Trends in emission intensity of milk by region

Long way to go

These results are encouraging, but there is still a long way to go. I always tell farmers that the first threshold we need to get below is 1.4 kg CO2e/kg FPCM. I think this is achievable for all the farmers we work with. The next big goal is for the most progressive farmers to get below 1.0 kg CO2e/kg FPCM. It is not only important to reduce emissions though. It is also important to focus on building soil carbon, which is the positive role that farms can play.

Carbon neutral cows

There are a lot of mis-communicated facts, and badly reported science out there. One of Trace & Save’s goals is to show consumers measurable evidence of how farmers are improving their practices and becoming more sustainable. Our farmers are not perfect. There is lots of room for improvement. But they are getting better, and constantly looking for opportunities to improve. I believe these farmers should be supported, rather than be ostracised and painted as terrible towards the environment.

Source

  1. FAO and GDP. 2018. Climate change and the global dairy cattle sector – The role of the dairy sector in a low-carbon future. Rome. 36 pp. Licence: CC BY-NC-SA- 3.0 IGO. (https://dairysustainabilityframework.org/wp-content/uploads/2019/01/Climate-Change-and-the-Global-Dairy-Cattle-Sector.pdf – Accessed 16 December 2019)

Craig Galloway

Craig is a sustainability researcher. He studied Conservation Ecology at Stellenbosch University before joining the Trace & Save team in January 2013. He is passionate about environmental stewardship and the sustainable use of natural resources for food production.

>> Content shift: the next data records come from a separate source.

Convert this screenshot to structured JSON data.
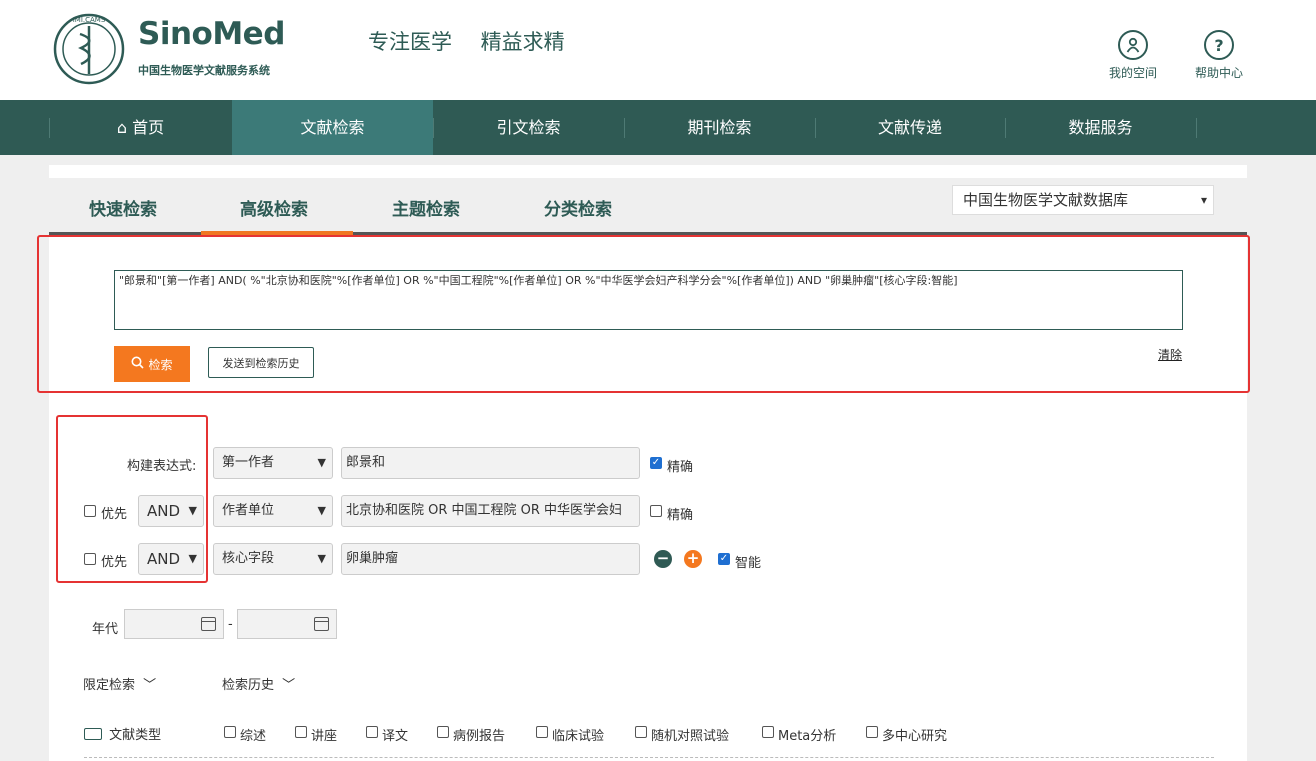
{
  "header": {
    "brand": "SinoMed",
    "brand_sub": "中国生物医学文献服务系统",
    "seal_text": "IMI.CAMS",
    "slogan": "专注医学 精益求精",
    "my_space": "我的空间",
    "help_center": "帮助中心"
  },
  "nav": {
    "items": [
      {
        "label": "首页",
        "icon": "home-icon"
      },
      {
        "label": "文献检索",
        "active": true
      },
      {
        "label": "引文检索"
      },
      {
        "label": "期刊检索"
      },
      {
        "label": "文献传递"
      },
      {
        "label": "数据服务"
      }
    ]
  },
  "tabs": [
    {
      "label": "快速检索"
    },
    {
      "label": "高级检索",
      "active": true
    },
    {
      "label": "主题检索"
    },
    {
      "label": "分类检索"
    }
  ],
  "database_select": "中国生物医学文献数据库",
  "query": {
    "expression": "\"郎景和\"[第一作者] AND( %\"北京协和医院\"%[作者单位] OR %\"中国工程院\"%[作者单位] OR %\"中华医学会妇产科学分会\"%[作者单位]) AND \"卵巢肿瘤\"[核心字段:智能]",
    "search_label": "检索",
    "send_history_label": "发送到检索历史",
    "clear_label": "清除"
  },
  "builder": {
    "label": "构建表达式:",
    "rows": [
      {
        "field": "第一作者",
        "value": "郎景和",
        "option_label": "精确",
        "option_checked": true
      },
      {
        "priority_label": "优先",
        "operator": "AND",
        "field": "作者单位",
        "value": "北京协和医院 OR 中国工程院 OR 中华医学会妇",
        "option_label": "精确",
        "option_checked": false
      },
      {
        "priority_label": "优先",
        "operator": "AND",
        "field": "核心字段",
        "value": "卵巢肿瘤",
        "option_label": "智能",
        "option_checked": true
      }
    ]
  },
  "year": {
    "label": "年代",
    "separator": "-"
  },
  "filters": {
    "limit_label": "限定检索",
    "history_label": "检索历史",
    "doc_type_label": "文献类型",
    "doc_types": [
      "综述",
      "讲座",
      "译文",
      "病例报告",
      "临床试验",
      "随机对照试验",
      "Meta分析",
      "多中心研究"
    ]
  },
  "colors": {
    "brand": "#2e5b55",
    "nav_bg": "#2f5a54",
    "nav_active": "#3c7a78",
    "accent_orange": "#f4781f",
    "highlight_red": "#e53333",
    "checkbox_blue": "#1f6fd1"
  }
}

Craig loves travelling and tries to go on an overseas adventure to new and interesting places every opportunity he gets. He loves an engaging conversation or a good book. He is a bit of a coffee snob and foodie, so be sure to let him know about any new and interesting coffee shops or restaurants he should try out. He is also a big sports fan, most notably of the New England Patriots.

You can e-mail Craig at craig@traceandsave.com,
Craig Galloway